Predicting recovery of severe regional ventricular dysfunction. Comparison of resting scintigraphy with 201Tl and 99mTc-sestamibi

James E. Udelson, Patrick S. Coleman, Jeanne Metherall, Natesa G. Pandian, Alvaro R. Gomez, John L. Griffith, Nancie L. Shea, Elizabeth Oates, Marvin A. Konstam

Research output: Contribution to journalArticlepeer-review

401 Scopus citations


Background: Regional 201Tl activity after resting injection, imaged early and after redistribution, reflects viable myocardium and can predict improved isotope uptake as well as regional and global ventricular function after revascularization. 99mTc-sestamibi, a perfusion tracer with favorable imaging characteristics, has distinct kinetics compared with 201Tl, demonstrating minimal redistribution; this property may give 201Tl an advantage for detecting viable myocardium, particularly in segments with resting hypoperfusion. The purpose of this study was to compare regional activities of 201Tl and 99mTc-sestamibi after resting injections in patients with coronary artery disease and regional or global left ventricular dysfunction and to assess their comparative abilities for predicting recovery of severe regional ventricular dysfunction after revascularization. Methods and Results: Qualitative and quantitative comparisons of rest and redistribution 201Tl activity and sestamibi activity 1 hour after rest injection were performed in 31 patients with coronary artery disease and left ventricular dysfunction. Quantitative analysis of three short-axis tomograms per patient was performed by use of circumferential profiles that allowed analysis of 12 segments per patient. Two-dimensional echocardiography was used to assess wall motion and thickening in segments corresponding to the single photon emission computed tomography data. Concordance between regional 201Tl activity at redistribution imaging and regional sestamibi activity by semiquantitative visual analysis demonstrated concordant regional activity in 87% of segments; among discordant segments, no significant skew was seen, indicating enhanced uptake of one agent over the other. Quantitative analysis for all segments showed significant correlation (r=.86, P<.001) between quantitative regional 201Tl redistribution activity and 1-hour post-rest injection sestamibi activity in individual segments. Eighteen of these patients were revascularized, and echocardiography was repeated 20±16 days later; segments exhibiting significant regional ventricular dysfunction before revascularization were classified as having reversible or irreversible dysfunction on the basis of the change in wall motion and thickening. 201Tl and sestamibi regional activities were similar in those segments with reversible (72±11% [percent of peak activity] versus 75±9%, respectively, P=NS) as well as irreversible ventricular dysfunction (51±11% versus 50±8%, P=NS). Positive (75% versus 80% for 201Tl and sestamibi, respectively) and negative (92% versus 96%, respectively) predictive values for recovery of regional ventricular dysfunction after revascularization were similar for the two agents. Conclusions: In patients with coronary artery disease and left ventricular dysfunction, quantified sestamibi activity 1 hour after rest injection parallels redistribution 201Tl activity after a resting injection, suggesting that uptake and subsequent handling of sestamibi are more complex than can be explained by a pure flow tracer with no redistribution. Quantitative analysis of regional activities of both 201Tl and sestamibi after resting injections can differentiate viable from nonviable myocardium, and the two agents comparably predict reversibility of significant regional wall motion abnormalities after revascularization in such patients to a similar degree.

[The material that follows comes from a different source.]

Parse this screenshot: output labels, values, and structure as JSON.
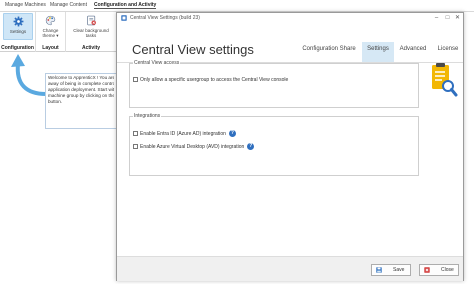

Original languageEnglish
Pages (from-to)2552-2561
Number of pages10
Issue number6
StatePublished - Jun 1994


  • Myocardium
  • Sestamibi
  • Technetium
  • Thallium

ASJC Scopus subject areas

  • Cardiology and Cardiovascular Medicine
  • Physiology (medical)


Dive into the research topics of 'Predicting recovery of severe regional ventricular dysfunction. Comparison of resting scintigraphy with 201Tl and 99mTc-sestamibi'. Together they form a unique fingerprint.

Cite this